### Assigned task
Below are records; count the lines in them that hold "structured" and give only the count.

Data for the task below:

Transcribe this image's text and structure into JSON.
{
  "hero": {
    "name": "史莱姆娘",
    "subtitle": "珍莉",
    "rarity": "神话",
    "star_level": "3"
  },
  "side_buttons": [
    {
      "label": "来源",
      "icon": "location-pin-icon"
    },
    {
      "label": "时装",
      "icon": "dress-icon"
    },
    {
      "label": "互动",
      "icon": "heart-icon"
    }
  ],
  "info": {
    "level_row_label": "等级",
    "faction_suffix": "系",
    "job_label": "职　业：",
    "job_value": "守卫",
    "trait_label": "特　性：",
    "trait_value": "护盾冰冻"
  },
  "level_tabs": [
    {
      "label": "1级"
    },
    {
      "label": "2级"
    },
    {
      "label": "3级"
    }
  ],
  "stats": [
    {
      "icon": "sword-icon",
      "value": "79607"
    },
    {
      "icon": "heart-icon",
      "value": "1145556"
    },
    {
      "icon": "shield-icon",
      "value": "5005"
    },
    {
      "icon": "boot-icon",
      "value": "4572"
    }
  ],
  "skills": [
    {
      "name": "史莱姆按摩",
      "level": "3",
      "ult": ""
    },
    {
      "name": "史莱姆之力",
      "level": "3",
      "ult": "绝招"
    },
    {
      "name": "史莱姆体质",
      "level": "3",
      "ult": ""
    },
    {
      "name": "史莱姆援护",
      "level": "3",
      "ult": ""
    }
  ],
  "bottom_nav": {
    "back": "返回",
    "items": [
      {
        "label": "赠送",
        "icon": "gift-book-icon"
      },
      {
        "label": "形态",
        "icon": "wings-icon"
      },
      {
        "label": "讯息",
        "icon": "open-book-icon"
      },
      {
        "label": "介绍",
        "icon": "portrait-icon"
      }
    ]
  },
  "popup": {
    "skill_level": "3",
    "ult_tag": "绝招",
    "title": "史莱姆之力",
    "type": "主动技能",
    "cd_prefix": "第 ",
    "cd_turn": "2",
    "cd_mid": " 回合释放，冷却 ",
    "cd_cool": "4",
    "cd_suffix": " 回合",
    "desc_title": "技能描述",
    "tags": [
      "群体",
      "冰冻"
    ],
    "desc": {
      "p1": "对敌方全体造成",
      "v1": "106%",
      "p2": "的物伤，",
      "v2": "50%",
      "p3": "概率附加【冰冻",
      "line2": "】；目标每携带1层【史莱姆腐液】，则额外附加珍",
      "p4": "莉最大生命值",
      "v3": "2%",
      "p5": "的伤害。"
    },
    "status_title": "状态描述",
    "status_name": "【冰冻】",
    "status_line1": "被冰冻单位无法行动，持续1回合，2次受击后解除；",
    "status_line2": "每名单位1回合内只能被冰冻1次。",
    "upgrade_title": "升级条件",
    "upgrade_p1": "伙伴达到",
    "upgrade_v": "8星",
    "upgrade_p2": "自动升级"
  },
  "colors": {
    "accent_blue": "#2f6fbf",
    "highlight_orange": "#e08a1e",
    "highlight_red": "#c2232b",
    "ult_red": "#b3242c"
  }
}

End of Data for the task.
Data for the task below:

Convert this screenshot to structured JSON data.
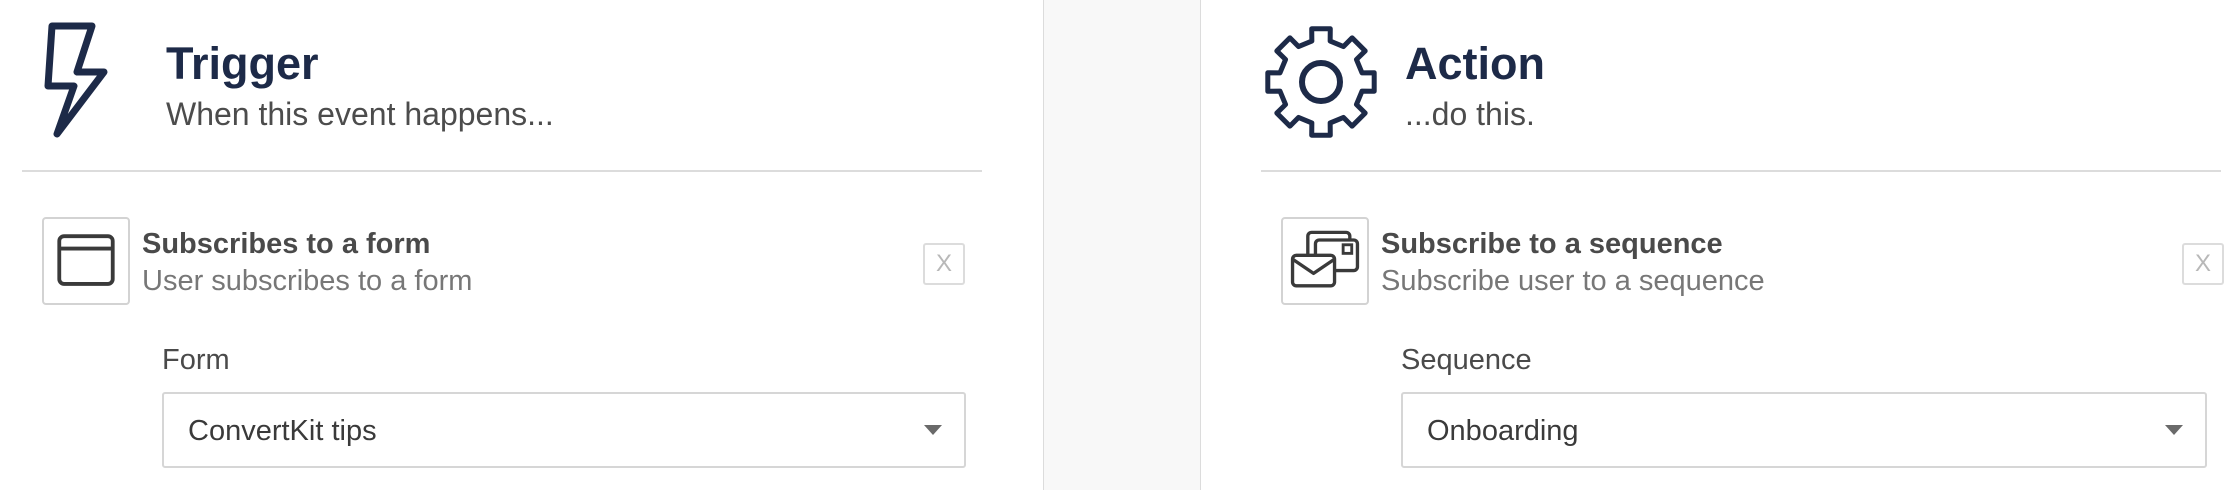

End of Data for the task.
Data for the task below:

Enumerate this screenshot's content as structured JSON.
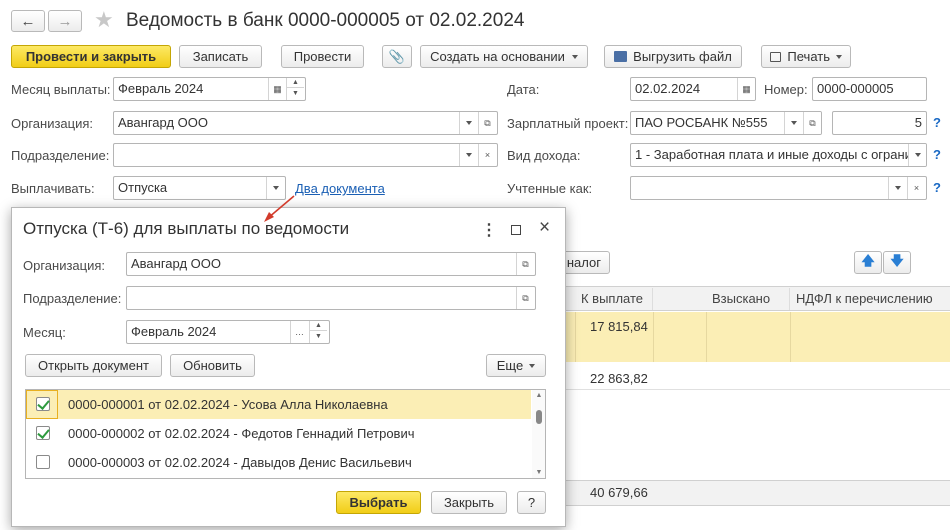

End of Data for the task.

### Task response
2